The NBA playoffs are all about matchups.  In 2005, Houston stole the advantage over Dallas by shockingly inserting Ryan Bowen into the starting lineup in place of a conventional power forward.  Bowen and McGrady were able to use their quickness to keep Dirk Nowitzki in check.  When the series went back to Houston, Dallas countered by going small, reducing the minutes of Shawn Bradley and Keith Van Horn, and increasing the roles of players like Marquis Daniels and Devin Harris.  The Mavs didn’t look back.

To have a chance, Houston will have to get creative and try new things.  Hopefully, they’ll make good use of Beverley and his abilities.

View this discussion from the forum.

in musings

{ 0 comments… add one }

Login to leave a comment.
Total comments: 10
  • Richards says 1 YEAR ago

    We saw time and time again that our coaches had no creativity. But after reading interesting Q&A with Morey, I thought we might see something different. It seems Morey is giving input. He is the only on Coaches listen to.

  • Ostrow says 1 YEAR ago

    If they go small we have to.

  • 2016Champions says 1 YEAR ago

    I think part of the reason Thunder have been playing Ibaka center alot is because he is bad at closing out on shooters, and he doesn't have to do that as much at center as he does at PF. But if we play Greg Smith and Terrence Jones at PF then that won't be a problem for them, not unless we play Delfino at the 4.

  • Stephen says 1 YEAR ago

    OKC has been playing their 2 PGs quite a bit recently.

    I'd expect OKC to have Sefolosha in whenever Harden is on the court.

    If McHale runs out his standard small ball unit of Lin,Harden,Parsons,Delfino and random big(Asik,Smith,most likely Jones),I'd expect Brooks to run out Westbrook,Martin,Sefalosha,Durant,Ibaka. Probably Parsons on Westbrook,Lin on Martin,Harden on Sefolosha,Delfino on Durant and Big on Ibaka. Makes for some interesting cross-matches as I'd expect OKC to have Durant on Parsons and Martin on Delfino.

    As for Rockets second unit,the last couple of games had Parsons running the offense w/that group-fairly successfully.

    Parsons stepping up w/second unit allows McHale to play his two experienced players in Delfino and Garcia in a smallball second unit w/Jones.

  • 2016Champions says 1 YEAR ago

    Thunder's defensive weakness is that Ibaka pooly defends shooters, so if we still had Patterson of if we get Millsap then we would have a chance.

  • Ostrow says 1 YEAR ago

    I was actually thinking about that line-up today. There aren't many teams they can do that against.
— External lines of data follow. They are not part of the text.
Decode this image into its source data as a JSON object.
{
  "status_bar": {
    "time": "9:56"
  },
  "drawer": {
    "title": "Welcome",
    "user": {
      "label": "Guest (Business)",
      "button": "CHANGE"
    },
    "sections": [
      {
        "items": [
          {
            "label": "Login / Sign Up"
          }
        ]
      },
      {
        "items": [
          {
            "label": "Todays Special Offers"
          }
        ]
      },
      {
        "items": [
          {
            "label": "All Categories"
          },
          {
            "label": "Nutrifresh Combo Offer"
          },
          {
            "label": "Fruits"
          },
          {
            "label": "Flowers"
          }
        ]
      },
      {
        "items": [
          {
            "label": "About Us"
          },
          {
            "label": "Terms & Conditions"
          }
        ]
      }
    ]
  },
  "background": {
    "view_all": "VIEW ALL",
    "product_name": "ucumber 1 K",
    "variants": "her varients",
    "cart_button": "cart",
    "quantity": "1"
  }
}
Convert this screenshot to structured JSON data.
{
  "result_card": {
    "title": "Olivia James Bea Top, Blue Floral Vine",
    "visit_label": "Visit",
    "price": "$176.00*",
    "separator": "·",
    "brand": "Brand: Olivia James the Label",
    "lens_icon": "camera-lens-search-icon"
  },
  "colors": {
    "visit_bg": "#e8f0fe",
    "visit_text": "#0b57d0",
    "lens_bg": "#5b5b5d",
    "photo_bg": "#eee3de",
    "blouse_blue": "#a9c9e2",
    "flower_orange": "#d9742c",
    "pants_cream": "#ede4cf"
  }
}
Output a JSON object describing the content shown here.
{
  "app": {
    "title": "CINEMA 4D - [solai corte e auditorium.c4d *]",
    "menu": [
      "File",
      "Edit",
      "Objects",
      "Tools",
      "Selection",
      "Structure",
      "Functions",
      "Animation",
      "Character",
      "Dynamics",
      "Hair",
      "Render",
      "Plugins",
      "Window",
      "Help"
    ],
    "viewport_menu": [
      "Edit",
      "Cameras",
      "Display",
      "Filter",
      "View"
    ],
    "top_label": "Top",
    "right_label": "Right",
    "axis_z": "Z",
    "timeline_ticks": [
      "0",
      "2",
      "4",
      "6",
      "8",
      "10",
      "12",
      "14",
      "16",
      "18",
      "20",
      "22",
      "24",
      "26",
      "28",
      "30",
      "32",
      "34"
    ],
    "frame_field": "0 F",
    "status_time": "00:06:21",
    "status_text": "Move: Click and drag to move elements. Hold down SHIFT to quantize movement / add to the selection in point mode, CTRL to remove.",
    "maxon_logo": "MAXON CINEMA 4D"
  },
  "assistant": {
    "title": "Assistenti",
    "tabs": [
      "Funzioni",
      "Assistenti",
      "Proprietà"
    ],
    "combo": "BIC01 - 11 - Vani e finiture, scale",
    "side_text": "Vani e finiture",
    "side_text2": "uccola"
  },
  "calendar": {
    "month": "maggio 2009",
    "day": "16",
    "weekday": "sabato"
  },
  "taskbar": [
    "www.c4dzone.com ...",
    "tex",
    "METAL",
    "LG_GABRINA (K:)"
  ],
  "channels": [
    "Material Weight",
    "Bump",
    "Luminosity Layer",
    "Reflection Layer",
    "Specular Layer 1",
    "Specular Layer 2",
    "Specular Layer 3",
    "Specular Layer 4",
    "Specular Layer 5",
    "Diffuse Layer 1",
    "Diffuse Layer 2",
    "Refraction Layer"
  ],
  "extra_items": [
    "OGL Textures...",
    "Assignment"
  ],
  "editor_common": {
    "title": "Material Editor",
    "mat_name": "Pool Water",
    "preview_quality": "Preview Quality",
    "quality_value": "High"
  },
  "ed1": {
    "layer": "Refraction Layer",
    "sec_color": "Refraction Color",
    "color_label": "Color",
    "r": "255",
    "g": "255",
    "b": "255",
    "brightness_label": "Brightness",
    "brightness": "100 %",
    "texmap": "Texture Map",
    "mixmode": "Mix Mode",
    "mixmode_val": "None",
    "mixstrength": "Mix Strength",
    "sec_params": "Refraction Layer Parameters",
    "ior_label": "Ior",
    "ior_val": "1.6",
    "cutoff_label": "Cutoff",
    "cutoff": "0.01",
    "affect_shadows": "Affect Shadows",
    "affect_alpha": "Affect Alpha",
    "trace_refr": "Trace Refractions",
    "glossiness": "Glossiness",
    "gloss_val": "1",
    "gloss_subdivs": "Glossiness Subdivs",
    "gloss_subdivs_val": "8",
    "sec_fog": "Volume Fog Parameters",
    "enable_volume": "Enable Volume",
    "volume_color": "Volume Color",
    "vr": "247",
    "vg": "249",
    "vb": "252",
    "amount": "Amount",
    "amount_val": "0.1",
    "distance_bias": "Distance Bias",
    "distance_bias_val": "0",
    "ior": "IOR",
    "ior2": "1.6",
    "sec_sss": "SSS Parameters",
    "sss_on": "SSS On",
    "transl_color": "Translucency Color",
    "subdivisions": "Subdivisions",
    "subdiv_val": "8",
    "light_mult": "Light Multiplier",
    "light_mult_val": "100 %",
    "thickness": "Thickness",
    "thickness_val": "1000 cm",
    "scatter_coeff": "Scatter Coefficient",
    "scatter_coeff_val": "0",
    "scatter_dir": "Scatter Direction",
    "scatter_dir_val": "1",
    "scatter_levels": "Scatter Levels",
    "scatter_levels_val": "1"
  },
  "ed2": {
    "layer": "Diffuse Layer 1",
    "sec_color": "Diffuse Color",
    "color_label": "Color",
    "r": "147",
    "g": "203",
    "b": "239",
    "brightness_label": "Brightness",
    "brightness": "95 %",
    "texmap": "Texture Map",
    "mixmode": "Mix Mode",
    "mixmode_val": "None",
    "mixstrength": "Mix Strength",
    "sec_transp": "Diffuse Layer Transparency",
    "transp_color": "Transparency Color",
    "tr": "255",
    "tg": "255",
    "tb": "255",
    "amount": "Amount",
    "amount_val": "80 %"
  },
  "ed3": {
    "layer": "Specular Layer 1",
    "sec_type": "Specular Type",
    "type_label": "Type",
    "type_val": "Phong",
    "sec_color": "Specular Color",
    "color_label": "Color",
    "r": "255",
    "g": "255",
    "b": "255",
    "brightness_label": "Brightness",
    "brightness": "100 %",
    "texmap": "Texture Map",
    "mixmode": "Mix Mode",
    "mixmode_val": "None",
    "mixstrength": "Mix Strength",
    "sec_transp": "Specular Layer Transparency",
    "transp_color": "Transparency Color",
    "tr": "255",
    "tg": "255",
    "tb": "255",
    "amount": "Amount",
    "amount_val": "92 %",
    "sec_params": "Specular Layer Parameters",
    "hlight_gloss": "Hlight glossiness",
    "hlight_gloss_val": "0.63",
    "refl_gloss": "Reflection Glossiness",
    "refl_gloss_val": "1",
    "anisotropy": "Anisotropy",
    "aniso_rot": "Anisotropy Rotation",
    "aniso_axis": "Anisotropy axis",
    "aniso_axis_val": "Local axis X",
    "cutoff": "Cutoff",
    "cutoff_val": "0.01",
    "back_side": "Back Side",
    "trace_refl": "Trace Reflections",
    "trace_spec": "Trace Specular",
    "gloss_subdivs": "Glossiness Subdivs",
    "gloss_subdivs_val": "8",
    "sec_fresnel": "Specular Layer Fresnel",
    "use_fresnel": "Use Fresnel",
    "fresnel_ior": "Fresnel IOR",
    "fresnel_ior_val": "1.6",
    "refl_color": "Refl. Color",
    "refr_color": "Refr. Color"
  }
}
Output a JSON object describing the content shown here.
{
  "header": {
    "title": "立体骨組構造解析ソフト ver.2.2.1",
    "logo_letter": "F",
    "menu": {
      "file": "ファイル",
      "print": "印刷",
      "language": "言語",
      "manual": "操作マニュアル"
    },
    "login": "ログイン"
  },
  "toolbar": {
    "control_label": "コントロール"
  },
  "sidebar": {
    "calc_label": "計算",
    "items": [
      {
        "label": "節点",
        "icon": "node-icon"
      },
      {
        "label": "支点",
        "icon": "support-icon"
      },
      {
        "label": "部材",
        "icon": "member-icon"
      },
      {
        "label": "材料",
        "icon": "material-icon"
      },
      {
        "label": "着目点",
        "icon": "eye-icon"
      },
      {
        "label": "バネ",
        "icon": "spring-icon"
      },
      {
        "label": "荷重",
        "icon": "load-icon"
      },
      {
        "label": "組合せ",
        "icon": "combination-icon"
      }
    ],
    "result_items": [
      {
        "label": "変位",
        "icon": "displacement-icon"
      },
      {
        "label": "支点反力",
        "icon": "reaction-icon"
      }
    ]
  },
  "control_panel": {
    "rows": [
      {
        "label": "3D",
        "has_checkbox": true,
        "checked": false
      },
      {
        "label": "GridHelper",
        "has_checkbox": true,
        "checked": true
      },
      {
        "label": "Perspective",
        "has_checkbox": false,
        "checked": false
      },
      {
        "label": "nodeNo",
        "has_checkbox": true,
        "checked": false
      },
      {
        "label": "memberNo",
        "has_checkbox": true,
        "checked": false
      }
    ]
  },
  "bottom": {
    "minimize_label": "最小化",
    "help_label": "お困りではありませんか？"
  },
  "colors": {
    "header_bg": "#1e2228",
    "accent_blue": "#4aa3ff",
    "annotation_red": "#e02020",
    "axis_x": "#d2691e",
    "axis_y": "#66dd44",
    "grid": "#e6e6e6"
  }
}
Off the top of my head I'm thinking GS and MIL. Lin or Beverly are not big or strong enough to guard 2s. They could only do that against other teams that play 2 PG at the same time for a lot of minutes. There are a few more teams that do that semi-regularly, but not as frequently.

    For this series, we can't counter their small ball line-up with a big line-up because who is our 4 going to guard. KD? Martin? Maybe if the Thunder went Westbrook, Martin, Thabo, KD, Ibaka Jones could guard Thabo. But I don't think he could guard Thabo, just the best chance. When the SF you are putting at PF is KD you have to guard him with another SF unless your team has (and I don't want to open a can of worms on this post) a Josh Smith type PF. A PF who really is a SF.

  • feelingsupersonic says 1 YEAR ago I have to say I am kind of shocked that lineup has never been out on the court. I have to think about this...
  • Jason says 1 YEAR ago

    The horse is dead already stop beating it.

    The "horse" (aka Josh Smith) will be a Rockets next season. Maybe I'll buy you one of his jerseys. Lol
  • Steven says 1 YEAR ago

    And 3. Because all of our PFs stink (which is why we need Josh Smith)

    The horse is dead already stop beating it.
  • Jason says 1 YEAR ago And 3. Because all of our PFs stink (which is why we need Josh Smith)

Leave a Comment